I mentioned last week that we are about to embark on the trip of a lifetime. I don't say that because of the destination per se, but mostly because, for the first time since our honeymoon, we're taking an extended vacation that does not involve visiting family members--and we're doing it all by ourselves.
No kids. No diaper bags. No stollers. No sippy cups. No crying...
...except maybe some happy tears.
And don't get me wrong, we LOVE our Crazies like nobody's business. They keep us going, and going, all day long. And all those little-people giggles make the completely nutty part so worth it.

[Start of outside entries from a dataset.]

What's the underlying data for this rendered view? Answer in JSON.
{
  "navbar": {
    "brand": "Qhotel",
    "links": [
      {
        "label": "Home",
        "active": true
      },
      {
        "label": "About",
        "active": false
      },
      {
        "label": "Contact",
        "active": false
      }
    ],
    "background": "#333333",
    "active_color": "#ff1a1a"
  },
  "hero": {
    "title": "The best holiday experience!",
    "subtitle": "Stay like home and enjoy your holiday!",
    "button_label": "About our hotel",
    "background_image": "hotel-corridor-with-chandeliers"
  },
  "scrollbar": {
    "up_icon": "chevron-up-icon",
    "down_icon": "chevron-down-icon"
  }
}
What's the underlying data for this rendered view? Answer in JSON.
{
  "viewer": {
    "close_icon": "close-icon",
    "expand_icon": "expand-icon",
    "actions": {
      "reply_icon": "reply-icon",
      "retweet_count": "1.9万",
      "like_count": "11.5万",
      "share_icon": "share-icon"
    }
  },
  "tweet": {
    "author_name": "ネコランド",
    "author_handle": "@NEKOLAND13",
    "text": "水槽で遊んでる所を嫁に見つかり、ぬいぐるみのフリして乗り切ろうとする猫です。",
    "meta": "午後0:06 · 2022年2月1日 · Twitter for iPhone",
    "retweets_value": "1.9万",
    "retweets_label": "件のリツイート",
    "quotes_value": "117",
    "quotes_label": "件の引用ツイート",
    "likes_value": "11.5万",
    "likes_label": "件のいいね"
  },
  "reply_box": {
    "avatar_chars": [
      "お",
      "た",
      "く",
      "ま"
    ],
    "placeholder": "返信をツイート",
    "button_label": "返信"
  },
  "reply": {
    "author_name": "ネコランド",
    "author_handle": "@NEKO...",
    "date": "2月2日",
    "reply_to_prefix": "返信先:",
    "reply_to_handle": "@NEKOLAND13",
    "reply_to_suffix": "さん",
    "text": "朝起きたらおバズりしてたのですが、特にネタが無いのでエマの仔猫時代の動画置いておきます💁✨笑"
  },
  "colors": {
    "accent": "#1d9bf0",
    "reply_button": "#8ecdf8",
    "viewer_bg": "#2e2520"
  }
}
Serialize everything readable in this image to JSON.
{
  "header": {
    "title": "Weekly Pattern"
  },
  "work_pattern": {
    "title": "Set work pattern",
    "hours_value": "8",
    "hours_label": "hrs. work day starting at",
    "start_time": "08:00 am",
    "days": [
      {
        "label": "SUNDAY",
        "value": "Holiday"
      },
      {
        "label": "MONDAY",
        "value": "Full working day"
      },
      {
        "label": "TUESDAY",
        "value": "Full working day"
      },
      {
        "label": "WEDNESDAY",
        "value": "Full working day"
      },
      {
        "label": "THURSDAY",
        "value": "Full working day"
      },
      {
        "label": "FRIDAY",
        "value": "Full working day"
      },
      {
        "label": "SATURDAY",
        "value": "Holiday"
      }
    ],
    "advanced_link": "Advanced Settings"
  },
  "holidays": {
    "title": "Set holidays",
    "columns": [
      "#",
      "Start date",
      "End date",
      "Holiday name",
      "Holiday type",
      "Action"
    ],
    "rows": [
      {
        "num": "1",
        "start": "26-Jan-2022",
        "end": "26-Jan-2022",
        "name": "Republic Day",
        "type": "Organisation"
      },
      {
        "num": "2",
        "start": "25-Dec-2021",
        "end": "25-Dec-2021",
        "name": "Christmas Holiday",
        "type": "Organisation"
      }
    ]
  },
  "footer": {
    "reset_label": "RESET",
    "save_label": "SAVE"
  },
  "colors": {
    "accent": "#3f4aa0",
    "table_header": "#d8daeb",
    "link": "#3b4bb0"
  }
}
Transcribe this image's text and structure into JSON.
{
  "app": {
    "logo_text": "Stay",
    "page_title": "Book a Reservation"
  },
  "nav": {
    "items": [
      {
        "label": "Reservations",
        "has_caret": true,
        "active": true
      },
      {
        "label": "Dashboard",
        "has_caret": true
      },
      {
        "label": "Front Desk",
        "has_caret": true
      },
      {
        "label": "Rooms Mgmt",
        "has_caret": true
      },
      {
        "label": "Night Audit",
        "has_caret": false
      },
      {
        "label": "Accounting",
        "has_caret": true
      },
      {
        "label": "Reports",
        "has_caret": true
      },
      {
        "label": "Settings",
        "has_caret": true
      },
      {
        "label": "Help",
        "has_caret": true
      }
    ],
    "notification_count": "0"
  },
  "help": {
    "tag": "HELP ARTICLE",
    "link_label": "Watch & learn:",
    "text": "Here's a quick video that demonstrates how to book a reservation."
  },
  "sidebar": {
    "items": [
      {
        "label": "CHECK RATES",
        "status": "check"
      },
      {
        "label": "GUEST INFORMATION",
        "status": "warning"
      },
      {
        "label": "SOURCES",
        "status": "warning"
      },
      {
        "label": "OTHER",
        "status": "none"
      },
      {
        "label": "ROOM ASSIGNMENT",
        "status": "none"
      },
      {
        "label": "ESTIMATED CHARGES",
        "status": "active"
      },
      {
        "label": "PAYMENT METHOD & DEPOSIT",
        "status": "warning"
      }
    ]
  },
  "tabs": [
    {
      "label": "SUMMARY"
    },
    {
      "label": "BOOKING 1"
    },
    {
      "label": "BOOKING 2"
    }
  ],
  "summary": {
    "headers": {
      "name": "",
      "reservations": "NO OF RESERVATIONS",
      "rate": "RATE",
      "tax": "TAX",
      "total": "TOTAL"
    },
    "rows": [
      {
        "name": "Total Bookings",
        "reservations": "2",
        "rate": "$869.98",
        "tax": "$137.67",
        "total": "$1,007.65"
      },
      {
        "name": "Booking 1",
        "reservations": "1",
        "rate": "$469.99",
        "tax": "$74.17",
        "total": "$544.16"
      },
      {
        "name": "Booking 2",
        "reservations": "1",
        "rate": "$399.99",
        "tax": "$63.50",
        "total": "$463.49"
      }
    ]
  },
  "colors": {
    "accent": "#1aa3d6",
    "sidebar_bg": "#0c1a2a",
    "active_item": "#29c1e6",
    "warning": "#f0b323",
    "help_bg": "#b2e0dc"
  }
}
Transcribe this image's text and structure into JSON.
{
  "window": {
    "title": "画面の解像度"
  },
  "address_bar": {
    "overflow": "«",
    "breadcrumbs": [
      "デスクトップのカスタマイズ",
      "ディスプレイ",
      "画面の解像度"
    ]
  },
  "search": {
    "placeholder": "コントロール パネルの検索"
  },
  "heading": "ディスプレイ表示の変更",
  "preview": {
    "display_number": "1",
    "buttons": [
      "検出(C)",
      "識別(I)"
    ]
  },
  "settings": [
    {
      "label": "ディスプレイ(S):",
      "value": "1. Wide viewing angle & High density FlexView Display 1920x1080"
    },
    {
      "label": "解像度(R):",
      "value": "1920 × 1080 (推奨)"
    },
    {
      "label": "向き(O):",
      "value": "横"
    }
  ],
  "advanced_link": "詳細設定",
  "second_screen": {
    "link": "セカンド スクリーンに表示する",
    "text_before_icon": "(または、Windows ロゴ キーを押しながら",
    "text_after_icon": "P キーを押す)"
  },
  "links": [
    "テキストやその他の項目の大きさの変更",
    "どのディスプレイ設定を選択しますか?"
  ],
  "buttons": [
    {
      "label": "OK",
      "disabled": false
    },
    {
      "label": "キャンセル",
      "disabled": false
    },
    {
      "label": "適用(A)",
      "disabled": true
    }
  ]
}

But let's just focus on that nutty part for a second. Nana, Granpa and an Aunt have been so gracious as to offer their child-wrangling services while we are away (which is like, huge), so I thought I'd put together a little list of the things one might do for those amazing care takers to make keeping the Crazies just a little bit easier.
Like a teensy tiny, minuscule bit easier.
I came up with seven ideas, but please feel free to add more in the comments below. There's still time for us to get it together before we leave!
1) Make the meals ahead of time.
Brush off that casserole dish, scrape together some pinterest freezer recipes, and go to town. 'Cause we all know when meal time rolls around there will be at least one Crazy crying at your feet; it's best to limit the insanity during that wonderful (italics are the new sarcasm font) time of day as much as possible so that your care taker will still like you (and/or your kids) when you come back. I'll let you know which meals we prepared later this week, and you can keep an eye out for that post here or here.
2) Give them the schedule low-down.
So I'm not much for micro-managing and I did make the whole flowchart for a generic idea of what might happen, but when it comes to all the little quirks and oddities about our kids I think it's best to over-communicate. Did I forget to mention that the baby has to have 3 pacifiers at bed time, not just one? Or, that the only way to get the two-year-old down for nap-time (this week, at least) is to rub his back for 3.4 seconds, and then refuse him after the tenth request of 'one more time'?
So many details. And that's just the little things!
I put together a binder with our daily schedule to include school drop-offs/pick-ups, meal options, activities, as well as the exact hour at which the heavens will burst open and choirs of angels will sing the hallelujah chorus in perfect harmony while chocolate and sunshine and glasses of wine rain down from the sky. That magical moment is also known as bedtime. Very important, this knowing when bedtime will arrive.
3) Lay out the kids clothes for the week.
Really, it's the only way to avoid those mornings-before-school meltdowns. And to make sure the Puddins isn't wearing big brothers undies. Or nothing at all. 'Cause boys.
I just line up a little stack for each kid in a place where they can't reach it, even for the big kids. Because my Mr. A, who is five years old, mind you, STILL has trouble locating his own socks. And while his reasoning on the subject quickly leads to the position that socks just aren't necessary when you can't find them, I'm pretty sure his school begs to differ. And so do his shoes.
So let's just skip the mayhem and get those little socks and pants and shirts ALL lined up and ready to go.
4) Leave some cold hard cash.
While this may encourage said care takers to rent a getaway car or purchase a passport so they can disappear to Mexico, I'd like to think they'll see it more as a
And yes, Mom, I know you have money. It's the thought that counts, right?
Please don't run away.
5) Make the room your care takers stay in as nice as possible.
Clear off dressers and tables so they'll have a little room to spread out. Maybe even leave a nice little gift bag for them. Nice smelling soaps? Favorite chocolates? Just a little gesture that says, "hey, I know I'm leaving you alone with the Crazies and you may not sleep for a week, but I really do love you, 'cause I left you these chocolates."
Chocolates go a long way.
6) Get those activity boxes prepped and ready.
I've given you guys the skinny on those amazing activity boxes here, so head on over to the dollar store and refill those bad boxes with some new treats for the kiddies.
Some favorites around here include coloring books, brand-spanking new boxes of crayons (like the 50 cent type), granola bars, bouncy balls, and whatever else looks highly durable. You know, your standard dollar store fare.
These little boxes are life savers when the kiddos are bouncing off the walls and you just need a second to stop and catch your breath. Lots of novelty for the kids (new stuff!) and a little quiet table time for the care taker. Win-win!
And last but not least:
7) Clean out the van.
'Cause even though my neat freak hubby just detailed it last week, you KNOW there will be cheerios and colored pictures and who knows what else strewn throughout the car. Give that care taker a car they can be proud of. Or at least tolerate.
There you have it, my list of items for taking care of the kiddos' care takers. Anything I missed? What else would you add?